TASK OBJECTIVE:
How many lines in the entries below include the string "icon"? Answer with the number only.

Excerpts from an interface dataset:
'''

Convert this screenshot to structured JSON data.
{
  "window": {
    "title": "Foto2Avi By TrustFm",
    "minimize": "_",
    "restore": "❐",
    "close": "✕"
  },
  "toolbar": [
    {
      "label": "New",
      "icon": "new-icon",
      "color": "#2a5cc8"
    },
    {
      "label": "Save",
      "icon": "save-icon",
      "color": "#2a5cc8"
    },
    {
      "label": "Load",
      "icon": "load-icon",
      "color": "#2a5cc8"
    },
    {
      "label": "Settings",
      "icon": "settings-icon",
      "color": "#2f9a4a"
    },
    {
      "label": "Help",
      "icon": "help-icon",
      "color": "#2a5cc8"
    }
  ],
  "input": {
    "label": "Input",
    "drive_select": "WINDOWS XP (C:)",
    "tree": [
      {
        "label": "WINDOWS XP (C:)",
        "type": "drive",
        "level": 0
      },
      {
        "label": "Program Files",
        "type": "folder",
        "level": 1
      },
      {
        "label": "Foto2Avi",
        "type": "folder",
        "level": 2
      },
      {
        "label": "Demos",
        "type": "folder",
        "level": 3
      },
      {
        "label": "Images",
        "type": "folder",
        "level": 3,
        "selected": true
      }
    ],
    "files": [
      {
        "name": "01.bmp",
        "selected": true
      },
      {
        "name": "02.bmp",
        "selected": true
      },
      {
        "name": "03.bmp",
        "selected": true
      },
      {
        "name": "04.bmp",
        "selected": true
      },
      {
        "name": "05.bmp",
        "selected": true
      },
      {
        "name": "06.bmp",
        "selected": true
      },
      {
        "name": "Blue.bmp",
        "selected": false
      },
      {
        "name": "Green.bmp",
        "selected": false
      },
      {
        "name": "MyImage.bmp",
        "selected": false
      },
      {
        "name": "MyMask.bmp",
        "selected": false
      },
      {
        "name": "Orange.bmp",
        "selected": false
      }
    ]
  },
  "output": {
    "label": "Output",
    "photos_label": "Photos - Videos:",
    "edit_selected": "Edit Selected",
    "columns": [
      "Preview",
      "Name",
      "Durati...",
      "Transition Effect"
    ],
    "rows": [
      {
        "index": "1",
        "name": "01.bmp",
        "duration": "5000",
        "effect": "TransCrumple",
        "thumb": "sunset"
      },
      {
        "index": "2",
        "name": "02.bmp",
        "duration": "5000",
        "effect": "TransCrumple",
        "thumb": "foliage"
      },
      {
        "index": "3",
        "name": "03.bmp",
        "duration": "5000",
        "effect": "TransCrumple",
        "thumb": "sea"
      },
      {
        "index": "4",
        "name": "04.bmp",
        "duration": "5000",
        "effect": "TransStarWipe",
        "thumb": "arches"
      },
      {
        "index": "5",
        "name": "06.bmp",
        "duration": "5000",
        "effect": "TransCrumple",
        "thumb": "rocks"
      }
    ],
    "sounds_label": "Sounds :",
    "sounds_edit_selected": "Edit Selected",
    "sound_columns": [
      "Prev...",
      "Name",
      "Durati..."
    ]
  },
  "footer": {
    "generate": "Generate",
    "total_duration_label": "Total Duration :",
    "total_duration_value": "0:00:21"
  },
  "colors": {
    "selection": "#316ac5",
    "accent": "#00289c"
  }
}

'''

WRITTEN RESPONSE:
5